These gross motor mindfulness activities combine several sensory systems to improve mindfulness in kids. There are many reasons to add mindfulness activities to learning in the classroom or at home. Some of those benefits of mindfulness include improved attention and focus, emotional regulation, cognitive functioning, self awareness, and listening skills. There are many other additional benefits of mindfulness, too. When we add gross motor movements and whole body movements to mindfulness activities with intention, resistive input through the proprioceptive system adds calming input. Likewise, movement in different planes adds calming or alerting input.
These whole body mindfulness tasks can be included in brain breaks or within learning activities.
Gross motor Mindfulness Activities
Using mindfulness along with whole body movements can be a good way to help kids re-center themselves so that they can focus inwardly and be more aware of what’s happening in their body as well as the outward behaviors or actions that are happening in their environment in the classroom or home.

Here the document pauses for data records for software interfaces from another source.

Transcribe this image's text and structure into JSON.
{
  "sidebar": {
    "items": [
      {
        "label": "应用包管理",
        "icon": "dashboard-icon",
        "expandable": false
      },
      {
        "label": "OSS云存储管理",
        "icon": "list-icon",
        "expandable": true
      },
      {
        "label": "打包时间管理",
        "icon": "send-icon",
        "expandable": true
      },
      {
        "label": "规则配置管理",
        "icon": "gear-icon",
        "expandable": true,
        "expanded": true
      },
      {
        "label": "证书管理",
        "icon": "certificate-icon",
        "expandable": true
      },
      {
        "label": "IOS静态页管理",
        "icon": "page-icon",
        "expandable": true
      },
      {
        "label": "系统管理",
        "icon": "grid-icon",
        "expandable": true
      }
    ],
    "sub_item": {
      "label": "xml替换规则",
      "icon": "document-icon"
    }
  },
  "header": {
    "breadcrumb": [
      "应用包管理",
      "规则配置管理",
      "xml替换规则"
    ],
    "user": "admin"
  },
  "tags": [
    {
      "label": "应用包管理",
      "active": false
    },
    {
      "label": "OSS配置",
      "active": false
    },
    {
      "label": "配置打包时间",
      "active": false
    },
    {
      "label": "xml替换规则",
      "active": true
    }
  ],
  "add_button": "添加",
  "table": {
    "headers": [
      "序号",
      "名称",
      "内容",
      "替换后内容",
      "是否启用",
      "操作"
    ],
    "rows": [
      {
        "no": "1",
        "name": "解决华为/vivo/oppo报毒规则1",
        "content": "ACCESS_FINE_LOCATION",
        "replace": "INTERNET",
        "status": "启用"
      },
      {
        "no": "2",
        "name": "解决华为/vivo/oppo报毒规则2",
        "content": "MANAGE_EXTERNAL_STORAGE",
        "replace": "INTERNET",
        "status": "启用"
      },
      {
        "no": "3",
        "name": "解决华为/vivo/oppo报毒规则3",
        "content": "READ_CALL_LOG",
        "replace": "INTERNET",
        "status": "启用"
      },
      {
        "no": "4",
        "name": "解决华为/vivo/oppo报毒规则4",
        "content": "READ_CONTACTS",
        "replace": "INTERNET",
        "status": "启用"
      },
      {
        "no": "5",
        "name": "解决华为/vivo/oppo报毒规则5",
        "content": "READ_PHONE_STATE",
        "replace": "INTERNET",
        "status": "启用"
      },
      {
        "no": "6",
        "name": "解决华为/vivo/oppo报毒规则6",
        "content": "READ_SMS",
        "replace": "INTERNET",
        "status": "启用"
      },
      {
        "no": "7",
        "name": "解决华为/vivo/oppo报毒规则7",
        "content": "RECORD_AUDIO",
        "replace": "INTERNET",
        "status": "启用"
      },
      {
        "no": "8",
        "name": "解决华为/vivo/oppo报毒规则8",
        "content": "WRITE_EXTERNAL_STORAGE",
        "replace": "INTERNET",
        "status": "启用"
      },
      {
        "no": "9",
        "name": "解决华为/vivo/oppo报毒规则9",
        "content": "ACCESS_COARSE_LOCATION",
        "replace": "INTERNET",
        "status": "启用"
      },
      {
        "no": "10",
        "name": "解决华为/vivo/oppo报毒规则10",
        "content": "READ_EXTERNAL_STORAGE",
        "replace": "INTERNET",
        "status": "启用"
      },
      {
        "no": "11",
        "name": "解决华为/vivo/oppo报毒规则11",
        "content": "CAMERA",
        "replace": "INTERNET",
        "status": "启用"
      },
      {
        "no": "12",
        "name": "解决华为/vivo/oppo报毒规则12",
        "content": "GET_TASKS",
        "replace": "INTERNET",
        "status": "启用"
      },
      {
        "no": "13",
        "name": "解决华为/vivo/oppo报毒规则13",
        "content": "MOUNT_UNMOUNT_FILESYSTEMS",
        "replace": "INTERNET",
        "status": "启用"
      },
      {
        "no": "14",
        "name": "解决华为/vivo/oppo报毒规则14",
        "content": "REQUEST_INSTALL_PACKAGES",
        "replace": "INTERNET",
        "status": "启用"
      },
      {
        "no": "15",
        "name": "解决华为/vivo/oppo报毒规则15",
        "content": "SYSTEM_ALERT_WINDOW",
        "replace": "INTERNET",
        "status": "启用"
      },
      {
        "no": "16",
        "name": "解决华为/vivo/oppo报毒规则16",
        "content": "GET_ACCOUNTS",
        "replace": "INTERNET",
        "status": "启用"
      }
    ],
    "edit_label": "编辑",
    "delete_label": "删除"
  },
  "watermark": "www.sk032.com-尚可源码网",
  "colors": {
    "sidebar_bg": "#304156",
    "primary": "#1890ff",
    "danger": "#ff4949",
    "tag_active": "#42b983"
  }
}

Reach and Breath- Kids can stand as tall as they can. They should start with both hands down at their sides. As they slowly reach up, they can take a deep breath in. When both hands touch above their head, they should pause and hold their breath for a moment. Then, they can slowly lower their hands to their sides as they breath out a long, slow breath. Raising their arms with their breathing encourages movement of the shoulder girdle and increases the capacity for breathing in. What while lowering their arms pushes out more air to encourage for expulsion of air from the lungs.
Arm long breathing-This technique encourages use of the full lungs when breathing in and breathing out to expel all of the air in the lungs. Starting with the hand at the opposite shoulder, the child should slowly breathe in as they move their hand down their outstretched arm. When their hand reaches their other hand, they should pause for a moment, and then slowly start to move their hand back to the shoulder as they breathe out.

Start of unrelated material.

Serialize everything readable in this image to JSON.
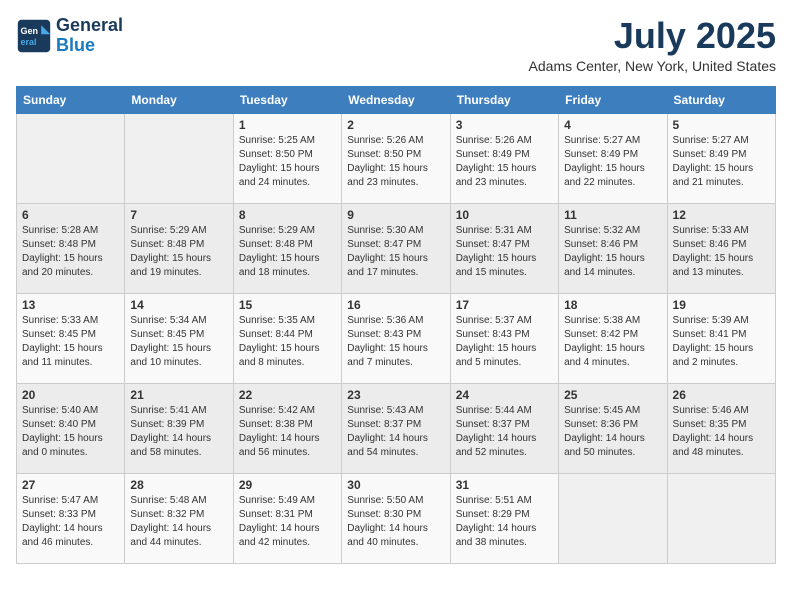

Yoga breaths- Encourage deep breathing and full body motions such as warrior or downward dog.
Starfish Breaths- For this whole body movement and deep breathing activity, children can imagine their hand is a starfish. As they take a deep breath in and out, they can slowly open and close their hand so all fingers are extended and then pulled into a fist. At the same time, they can raise their hand up over their head as they breath in and down to the ground as they breathe out.
Bend and stretch breathing– Students should reach both arms up overhead. As they bend forward at the hips, they can slowly breathe out through their mouth and reach down to touch their toe with their opposite hand. Students should then raise up at the hip with at the hips and reach their arm back overhead as they breathe in through their nose. Make this a group gross motor activity with a few adjustments.
Watch the Target- Using a target that is paired with deep breathing and slow, gentle motions can be a gross motor mindfulness activity that allows kids to become aware of their body’s movements as well as the world around them. Make a DIY streamer like we did in the past using a dowel rod and ribbons. Party streamers taped to an unsharpened pencil would work for this activity too. Kids can hold the streamer with their arm extended and move slowly as they take deep breaths in through their nose and out through their mouth. Try to pair upward motions with deep breaths in and downward motions with deep breaths out.
Each of these gross motor activities can be used to improve mindfulness and kids in the classroom or in home.
More mindfulness activities
Be sure to grab these deep breathing and gross motor activities. When possible, combine the deep breathing and mindful awareness to movement and whole-body activities to create a centering activity.
Use these heavy work cards to help with building body awareness, motor planning abilities, proprioceptive input, or a movement activity as a brain break to pay attention between learning activities.
In the set of cards, you’ll find heavy work activities in the following themes:
1. Trucks Heavy Work Activities
2. Insects Heavy Work Activities
3. Sea Animals Heavy Work Activities
4. Farm Animals Heavy Work Activities
5. Jungle Animals Heavy Work Activities
6. Woodland Animals Heavy Work Activities
7. Superheros Heavy Work Activities
8. Sports Heavy Work Activities
9. Monsters Heavy Work Activities
10. Summer Heavy Work Activities
11. Butterfly Life Cycle Heavy Work Activities
Each activity page includes 8 movement and heavy work cards in that theme.
These heavy work activities can be added to home programs, teletherapy activity plans, or used as brain breaks during learning and play.
Colleen Beck, OTR/L has been an occupational therapist since 2000, working in school-based, hand therapy, outpatient peds, EI, and SNF. Colleen created The OT Toolbox to inspire therapists, teachers, and parents with easy and fun tools to help children thrive. Read her story about going from an OT making $3/hour (after paying for kids’ childcare) to a full-time OT resource creator for millions of readers. Want to collaborate? Send an email to email@example.com.